**Work request:** What is needed is a word-for-word copy of the records below.

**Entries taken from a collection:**
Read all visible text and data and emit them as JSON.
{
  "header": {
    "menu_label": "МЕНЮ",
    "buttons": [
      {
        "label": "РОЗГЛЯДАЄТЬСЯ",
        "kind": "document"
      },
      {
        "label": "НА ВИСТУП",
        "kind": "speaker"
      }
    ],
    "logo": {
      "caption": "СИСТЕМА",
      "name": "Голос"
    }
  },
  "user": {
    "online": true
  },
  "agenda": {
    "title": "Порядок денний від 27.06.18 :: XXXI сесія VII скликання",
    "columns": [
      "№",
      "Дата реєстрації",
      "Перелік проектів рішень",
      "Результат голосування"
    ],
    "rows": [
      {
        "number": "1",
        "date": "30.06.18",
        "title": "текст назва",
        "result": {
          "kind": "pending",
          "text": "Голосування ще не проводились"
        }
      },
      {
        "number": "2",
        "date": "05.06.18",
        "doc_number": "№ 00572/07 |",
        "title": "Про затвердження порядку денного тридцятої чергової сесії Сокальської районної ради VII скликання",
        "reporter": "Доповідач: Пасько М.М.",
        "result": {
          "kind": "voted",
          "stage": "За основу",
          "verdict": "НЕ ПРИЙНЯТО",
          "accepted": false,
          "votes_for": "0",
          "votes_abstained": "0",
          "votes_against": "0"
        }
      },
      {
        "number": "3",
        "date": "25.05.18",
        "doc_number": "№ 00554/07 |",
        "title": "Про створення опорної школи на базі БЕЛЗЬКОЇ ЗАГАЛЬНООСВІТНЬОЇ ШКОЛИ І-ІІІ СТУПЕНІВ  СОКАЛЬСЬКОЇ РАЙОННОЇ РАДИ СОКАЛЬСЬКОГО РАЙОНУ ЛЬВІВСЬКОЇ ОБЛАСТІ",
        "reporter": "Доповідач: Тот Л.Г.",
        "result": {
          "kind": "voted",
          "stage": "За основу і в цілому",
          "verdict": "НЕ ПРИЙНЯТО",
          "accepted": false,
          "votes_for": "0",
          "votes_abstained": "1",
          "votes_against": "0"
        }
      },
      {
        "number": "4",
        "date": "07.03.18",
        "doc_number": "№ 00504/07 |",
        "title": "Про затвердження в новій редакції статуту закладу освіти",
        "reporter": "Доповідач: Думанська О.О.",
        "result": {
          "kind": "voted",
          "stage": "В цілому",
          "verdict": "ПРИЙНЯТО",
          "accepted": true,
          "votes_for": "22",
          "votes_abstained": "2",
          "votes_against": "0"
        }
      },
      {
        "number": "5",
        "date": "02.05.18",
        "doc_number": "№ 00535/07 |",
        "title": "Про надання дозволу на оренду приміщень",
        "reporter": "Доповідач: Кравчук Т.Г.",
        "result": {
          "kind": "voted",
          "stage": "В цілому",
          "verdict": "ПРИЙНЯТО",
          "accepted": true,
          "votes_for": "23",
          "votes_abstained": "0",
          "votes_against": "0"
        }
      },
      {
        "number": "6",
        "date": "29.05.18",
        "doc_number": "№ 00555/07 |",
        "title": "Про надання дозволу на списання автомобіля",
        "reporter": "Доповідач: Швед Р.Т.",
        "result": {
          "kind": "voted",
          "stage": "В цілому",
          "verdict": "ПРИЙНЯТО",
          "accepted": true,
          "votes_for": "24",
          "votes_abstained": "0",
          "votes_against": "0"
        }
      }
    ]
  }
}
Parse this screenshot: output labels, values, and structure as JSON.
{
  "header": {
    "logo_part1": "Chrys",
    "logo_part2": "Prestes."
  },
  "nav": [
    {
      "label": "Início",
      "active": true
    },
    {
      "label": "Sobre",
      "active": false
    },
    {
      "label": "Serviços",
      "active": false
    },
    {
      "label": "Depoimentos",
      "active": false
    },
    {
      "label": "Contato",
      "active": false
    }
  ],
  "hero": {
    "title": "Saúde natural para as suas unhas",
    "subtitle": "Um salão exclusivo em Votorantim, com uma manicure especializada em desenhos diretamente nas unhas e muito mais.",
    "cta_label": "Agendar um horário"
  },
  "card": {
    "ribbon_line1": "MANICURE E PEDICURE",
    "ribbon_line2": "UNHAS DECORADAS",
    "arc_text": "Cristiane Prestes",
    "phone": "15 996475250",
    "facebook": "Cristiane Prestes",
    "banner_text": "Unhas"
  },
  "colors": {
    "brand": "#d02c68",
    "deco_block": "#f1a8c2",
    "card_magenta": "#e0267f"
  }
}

**Reply:**
Read all visible text and data and emit them as JSON.
{
  "header": {
    "menu_label": "МЕНЮ",
    "buttons": [
      {
        "label": "РОЗГЛЯДАЄТЬСЯ",
        "kind": "document"
      },
      {
        "label": "НА ВИСТУП",
        "kind": "speaker"
      }
    ],
    "logo": {
      "caption": "СИСТЕМА",
      "name": "Голос"
    }
  },
  "user": {
    "online": true
  },
  "agenda": {
    "title": "Порядок денний від 27.06.18 :: XXXI сесія VII скликання",
    "columns": [
      "№",
      "Дата реєстрації",
      "Перелік проектів рішень",
      "Результат голосування"
    ],
    "rows": [
      {
        "number": "1",
        "date": "30.06.18",
        "title": "текст назва",
        "result": {
          "kind": "pending",
          "text": "Голосування ще не проводились"
        }
      },
      {
        "number": "2",
        "date": "05.06.18",
        "doc_number": "№ 00572/07 |",
        "title": "Про затвердження порядку денного тридцятої чергової сесії Сокальської районної ради VII скликання",
        "reporter": "Доповідач: Пасько М.М.",
        "result": {
          "kind": "voted",
          "stage": "За основу",
          "verdict": "НЕ ПРИЙНЯТО",
          "accepted": false,
          "votes_for": "0",
          "votes_abstained": "0",
          "votes_against": "0"
        }
      },
      {
        "number": "3",
        "date": "25.05.18",
        "doc_number": "№ 00554/07 |",
        "title": "Про створення опорної школи на базі БЕЛЗЬКОЇ ЗАГАЛЬНООСВІТНЬОЇ ШКОЛИ І-ІІІ СТУПЕНІВ  СОКАЛЬСЬКОЇ РАЙОННОЇ РАДИ СОКАЛЬСЬКОГО РАЙОНУ ЛЬВІВСЬКОЇ ОБЛАСТІ",
        "reporter": "Доповідач: Тот Л.Г.",
        "result": {
          "kind": "voted",
          "stage": "За основу і в цілому",
          "verdict": "НЕ ПРИЙНЯТО",
          "accepted": false,
          "votes_for": "0",
          "votes_abstained": "1",
          "votes_against": "0"
        }
      },
      {
        "number": "4",
        "date": "07.03.18",
        "doc_number": "№ 00504/07 |",
        "title": "Про затвердження в новій редакції статуту закладу освіти",
        "reporter": "Доповідач: Думанська О.О.",
        "result": {
          "kind": "voted",
          "stage": "В цілому",
          "verdict": "ПРИЙНЯТО",
          "accepted": true,
          "votes_for": "22",
          "votes_abstained": "2",
          "votes_against": "0"
        }
      },
      {
        "number": "5",
        "date": "02.05.18",
        "doc_number": "№ 00535/07 |",
        "title": "Про надання дозволу на оренду приміщень",
        "reporter": "Доповідач: Кравчук Т.Г.",
        "result": {
          "kind": "voted",
          "stage": "В цілому",
          "verdict": "ПРИЙНЯТО",
          "accepted": true,
          "votes_for": "23",
          "votes_abstained": "0",
          "votes_against": "0"
        }
      },
      {
        "number": "6",
        "date": "29.05.18",
        "doc_number": "№ 00555/07 |",
        "title": "Про надання дозволу на списання автомобіля",
        "reporter": "Доповідач: Швед Р.Т.",
        "result": {
          "kind": "voted",
          "stage": "В цілому",
          "verdict": "ПРИЙНЯТО",
          "accepted": true,
          "votes_for": "24",
          "votes_abstained": "0",
          "votes_against": "0"
        }
      }
    ]
  }
}
Parse this screenshot: output labels, values, and structure as JSON.
{
  "header": {
    "logo_part1": "Chrys",
    "logo_part2": "Prestes."
  },
  "nav": [
    {
      "label": "Início",
      "active": true
    },
    {
      "label": "Sobre",
      "active": false
    },
    {
      "label": "Serviços",
      "active": false
    },
    {
      "label": "Depoimentos",
      "active": false
    },
    {
      "label": "Contato",
      "active": false
    }
  ],
  "hero": {
    "title": "Saúde natural para as suas unhas",
    "subtitle": "Um salão exclusivo em Votorantim, com uma manicure especializada em desenhos diretamente nas unhas e muito mais.",
    "cta_label": "Agendar um horário"
  },
  "card": {
    "ribbon_line1": "MANICURE E PEDICURE",
    "ribbon_line2": "UNHAS DECORADAS",
    "arc_text": "Cristiane Prestes",
    "phone": "15 996475250",
    "facebook": "Cristiane Prestes",
    "banner_text": "Unhas"
  },
  "colors": {
    "brand": "#d02c68",
    "deco_block": "#f1a8c2",
    "card_magenta": "#e0267f"
  }
}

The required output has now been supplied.